The film is creepy from beginning to end and features a few thought-provoking themes. It also has a great soundtrack.
After the critical and commercial success of his first film Sexy Beast, Glazer took nearly a decade to complete Under the Skin. The result is a surrealist body horror story about an alien female who roams the streets of Glasgow preying – obliquely but chillingly – on lonely men.
The film’s use of language is purposefully minimalist, eventually becoming silence as the viewer becomes increasingly engrossed in the inscrutable female figure. The thick, often unintelligible Scottish accent compounded by Glazer’s decision not to provide subtitles further decontextualizes the viewers’ understanding and further mirrors the alien’s opacity.
The film’s enigmatic seduction/dissolution scenes resemble a wordless dance of death and consumption. As the female alien lures her male victims, their bodies melt away into a black, slimy substance. This invoking of osmosis and incorporation reflects the vexed relationship between human and alien identities as well as the close link between sexual desire and death, themes that Michael Faber’s novel explores.
Scarlett Johansson is the star of the film and delivers a stunning performance. She does not speak throughout the film and communicates her emotions through her body language and demeanor. Her lack of dialogue makes her character even more unsettling and eerie. Her performance is one of the best of her career.
Under the Skin is a highly original science fiction film that is both disturbing and thought-provoking. Its limited dialogue and eerie music make it a bone-chilling experience that is sure to haunt you for a long time.
The film explores several themes, including rape culture, xenophobia, and toxic masculinity. It also questions the role of women in society and illustrates the ugliness that is part of human nature. During the final scene, Johansson’s alien character is assaulted by a logger, who tears off her outer shell. When he peels her back, she reveals her true alien body, which is a dark liquid void.

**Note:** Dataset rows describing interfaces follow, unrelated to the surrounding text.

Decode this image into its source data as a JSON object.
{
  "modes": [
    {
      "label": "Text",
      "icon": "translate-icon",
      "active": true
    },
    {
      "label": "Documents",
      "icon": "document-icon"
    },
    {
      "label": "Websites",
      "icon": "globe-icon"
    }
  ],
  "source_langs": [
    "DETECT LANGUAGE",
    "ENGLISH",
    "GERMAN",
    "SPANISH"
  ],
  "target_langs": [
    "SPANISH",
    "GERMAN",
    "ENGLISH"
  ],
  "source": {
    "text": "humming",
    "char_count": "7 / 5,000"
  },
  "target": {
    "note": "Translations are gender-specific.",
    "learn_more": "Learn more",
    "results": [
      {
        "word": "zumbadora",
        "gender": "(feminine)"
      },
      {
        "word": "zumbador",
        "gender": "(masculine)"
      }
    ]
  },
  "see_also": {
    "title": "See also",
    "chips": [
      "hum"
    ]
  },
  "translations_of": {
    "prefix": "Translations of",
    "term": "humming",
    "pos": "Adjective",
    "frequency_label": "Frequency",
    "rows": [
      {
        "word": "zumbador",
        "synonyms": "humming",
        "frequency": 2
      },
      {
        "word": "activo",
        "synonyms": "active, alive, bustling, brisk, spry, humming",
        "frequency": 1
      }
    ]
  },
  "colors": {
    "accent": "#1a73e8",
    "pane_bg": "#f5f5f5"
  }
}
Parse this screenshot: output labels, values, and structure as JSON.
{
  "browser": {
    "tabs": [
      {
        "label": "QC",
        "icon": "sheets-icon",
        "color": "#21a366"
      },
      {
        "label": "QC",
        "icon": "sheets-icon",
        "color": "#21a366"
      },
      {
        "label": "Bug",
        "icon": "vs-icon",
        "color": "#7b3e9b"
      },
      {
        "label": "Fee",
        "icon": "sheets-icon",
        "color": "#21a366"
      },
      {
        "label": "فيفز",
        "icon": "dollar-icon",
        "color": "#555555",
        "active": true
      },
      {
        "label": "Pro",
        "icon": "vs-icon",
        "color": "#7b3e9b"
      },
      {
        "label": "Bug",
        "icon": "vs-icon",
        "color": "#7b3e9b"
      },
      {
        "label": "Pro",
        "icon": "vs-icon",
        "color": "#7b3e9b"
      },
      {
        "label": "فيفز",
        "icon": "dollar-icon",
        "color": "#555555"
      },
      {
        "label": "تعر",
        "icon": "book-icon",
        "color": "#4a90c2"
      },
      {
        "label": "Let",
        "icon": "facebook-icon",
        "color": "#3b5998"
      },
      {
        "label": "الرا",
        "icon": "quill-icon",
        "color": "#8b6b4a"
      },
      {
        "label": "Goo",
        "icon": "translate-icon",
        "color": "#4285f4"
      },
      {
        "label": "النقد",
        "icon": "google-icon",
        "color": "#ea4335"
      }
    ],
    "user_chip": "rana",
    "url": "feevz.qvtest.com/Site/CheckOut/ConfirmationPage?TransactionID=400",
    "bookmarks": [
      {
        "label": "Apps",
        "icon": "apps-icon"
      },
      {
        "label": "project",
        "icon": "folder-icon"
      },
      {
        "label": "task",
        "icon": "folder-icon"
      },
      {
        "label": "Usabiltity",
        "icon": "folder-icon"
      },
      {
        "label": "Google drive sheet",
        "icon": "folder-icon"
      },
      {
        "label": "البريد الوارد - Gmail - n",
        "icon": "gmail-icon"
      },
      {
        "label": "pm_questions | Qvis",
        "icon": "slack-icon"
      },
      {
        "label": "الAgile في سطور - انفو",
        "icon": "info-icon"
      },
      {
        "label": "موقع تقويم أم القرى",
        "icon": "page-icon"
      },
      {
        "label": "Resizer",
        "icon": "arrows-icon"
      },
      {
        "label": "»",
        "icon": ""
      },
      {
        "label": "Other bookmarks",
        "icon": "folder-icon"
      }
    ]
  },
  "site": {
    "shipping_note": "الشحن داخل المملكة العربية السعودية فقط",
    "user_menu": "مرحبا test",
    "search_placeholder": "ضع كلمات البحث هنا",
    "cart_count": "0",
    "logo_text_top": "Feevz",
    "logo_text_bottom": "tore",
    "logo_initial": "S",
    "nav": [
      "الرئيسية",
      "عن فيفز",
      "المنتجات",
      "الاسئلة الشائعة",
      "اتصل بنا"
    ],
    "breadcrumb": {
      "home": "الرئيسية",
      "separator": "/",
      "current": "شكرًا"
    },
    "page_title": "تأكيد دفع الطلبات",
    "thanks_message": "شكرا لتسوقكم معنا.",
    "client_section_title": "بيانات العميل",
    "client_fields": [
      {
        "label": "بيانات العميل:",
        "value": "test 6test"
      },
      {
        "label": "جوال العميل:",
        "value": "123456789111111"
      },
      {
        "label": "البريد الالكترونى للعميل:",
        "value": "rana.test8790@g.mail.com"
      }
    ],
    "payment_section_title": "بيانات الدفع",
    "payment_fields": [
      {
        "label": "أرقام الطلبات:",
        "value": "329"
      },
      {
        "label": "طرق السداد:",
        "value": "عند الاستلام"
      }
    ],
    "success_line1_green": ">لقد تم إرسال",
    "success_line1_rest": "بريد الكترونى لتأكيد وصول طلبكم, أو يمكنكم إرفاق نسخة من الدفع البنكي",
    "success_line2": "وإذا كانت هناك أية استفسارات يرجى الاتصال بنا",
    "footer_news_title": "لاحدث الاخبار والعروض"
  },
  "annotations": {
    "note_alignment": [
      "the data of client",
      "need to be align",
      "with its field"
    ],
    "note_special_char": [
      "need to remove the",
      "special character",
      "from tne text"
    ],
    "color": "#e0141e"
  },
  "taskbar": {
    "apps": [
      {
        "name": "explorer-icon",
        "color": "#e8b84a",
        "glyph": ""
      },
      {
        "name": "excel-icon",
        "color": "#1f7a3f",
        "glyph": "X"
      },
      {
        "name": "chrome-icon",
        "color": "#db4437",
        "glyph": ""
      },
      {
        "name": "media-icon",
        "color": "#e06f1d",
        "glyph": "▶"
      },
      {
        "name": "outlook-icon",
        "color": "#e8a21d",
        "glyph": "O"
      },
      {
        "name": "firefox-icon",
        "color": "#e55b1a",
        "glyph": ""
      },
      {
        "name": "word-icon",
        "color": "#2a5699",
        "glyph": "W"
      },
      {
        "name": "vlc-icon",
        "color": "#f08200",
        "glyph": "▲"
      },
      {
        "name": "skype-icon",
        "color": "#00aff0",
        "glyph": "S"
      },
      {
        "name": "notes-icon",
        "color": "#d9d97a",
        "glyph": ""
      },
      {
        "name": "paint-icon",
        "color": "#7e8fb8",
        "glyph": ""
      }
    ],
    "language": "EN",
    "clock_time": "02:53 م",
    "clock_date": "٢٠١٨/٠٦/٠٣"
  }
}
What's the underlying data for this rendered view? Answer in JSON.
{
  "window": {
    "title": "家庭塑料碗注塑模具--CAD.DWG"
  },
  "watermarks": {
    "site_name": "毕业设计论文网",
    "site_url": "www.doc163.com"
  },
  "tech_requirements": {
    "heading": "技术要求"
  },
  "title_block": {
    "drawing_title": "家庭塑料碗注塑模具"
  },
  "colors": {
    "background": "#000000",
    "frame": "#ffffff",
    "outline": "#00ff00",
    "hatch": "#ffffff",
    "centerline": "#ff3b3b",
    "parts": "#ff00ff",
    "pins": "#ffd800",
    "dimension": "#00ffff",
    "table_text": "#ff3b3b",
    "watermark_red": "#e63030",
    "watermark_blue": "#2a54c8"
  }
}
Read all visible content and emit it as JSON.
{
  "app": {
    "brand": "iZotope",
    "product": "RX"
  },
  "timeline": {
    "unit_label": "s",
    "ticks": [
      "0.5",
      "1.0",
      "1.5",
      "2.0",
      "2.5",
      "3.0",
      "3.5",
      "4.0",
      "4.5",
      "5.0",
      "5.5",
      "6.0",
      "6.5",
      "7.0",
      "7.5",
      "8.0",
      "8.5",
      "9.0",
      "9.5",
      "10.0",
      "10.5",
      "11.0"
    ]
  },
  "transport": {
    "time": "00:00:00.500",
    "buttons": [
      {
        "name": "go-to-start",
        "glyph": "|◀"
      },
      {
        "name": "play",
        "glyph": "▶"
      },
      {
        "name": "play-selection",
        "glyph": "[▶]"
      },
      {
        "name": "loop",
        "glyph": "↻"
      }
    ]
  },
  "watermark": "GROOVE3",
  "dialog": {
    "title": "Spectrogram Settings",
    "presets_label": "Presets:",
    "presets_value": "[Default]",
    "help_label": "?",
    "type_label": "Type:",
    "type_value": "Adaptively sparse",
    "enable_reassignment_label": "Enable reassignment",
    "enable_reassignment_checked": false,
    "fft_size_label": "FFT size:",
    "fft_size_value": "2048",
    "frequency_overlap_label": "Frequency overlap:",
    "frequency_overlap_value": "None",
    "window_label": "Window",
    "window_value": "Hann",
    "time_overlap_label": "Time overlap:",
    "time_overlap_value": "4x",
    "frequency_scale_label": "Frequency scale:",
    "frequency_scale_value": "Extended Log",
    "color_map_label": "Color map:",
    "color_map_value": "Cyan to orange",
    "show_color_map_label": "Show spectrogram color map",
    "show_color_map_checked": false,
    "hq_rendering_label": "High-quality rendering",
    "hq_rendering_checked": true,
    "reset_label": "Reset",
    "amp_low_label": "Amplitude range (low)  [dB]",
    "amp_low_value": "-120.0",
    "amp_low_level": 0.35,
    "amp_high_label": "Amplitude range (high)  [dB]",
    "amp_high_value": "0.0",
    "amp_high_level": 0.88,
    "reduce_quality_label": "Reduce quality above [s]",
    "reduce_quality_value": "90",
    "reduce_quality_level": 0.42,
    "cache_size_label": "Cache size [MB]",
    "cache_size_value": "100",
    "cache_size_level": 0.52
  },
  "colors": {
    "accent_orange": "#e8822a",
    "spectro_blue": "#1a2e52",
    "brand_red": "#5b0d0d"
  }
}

Few films leave the viewer as shaken as Under the Skin. While it can be reduced to a simple narrative of an alien in disguise, the film has so much more to offer. The Kubrickian scenes, the vast landscapes with static camera shots and physics-defying lighting schemes, the uncomfortable silences at the right moments, the gripping story that succeeds without dialogue or telltale cues – these are all part of what makes this movie so great.
The film centers around a predatory alien in the form of Scarlett Johansson who hunts lonely men. She lures them with her beauty and catches them in a black acid pool. They are then shipped back to her home planet. Initially, her hunt is only sexual in nature, but she eventually starts to develop emotional attachments to the men she encounters. She is aware of her physical attractiveness as a desirable object and she tries to avoid being defined by it.
Despite its F Cinemascore, Under the Skin is an intelligent film that can be thought-provoking and terrifying at times. It is a challenging piece of arthouse cinema that may require several viewings in order to decipher. It’s not easy to watch, but it will force the viewer to examine their own beliefs about violence and moral right-from-wrong. It is also a cautionary tale about the dangers of being too close to other people. Ultimately, it is an absorbing piece of science fiction and alien-themed horror that’s well worth watching.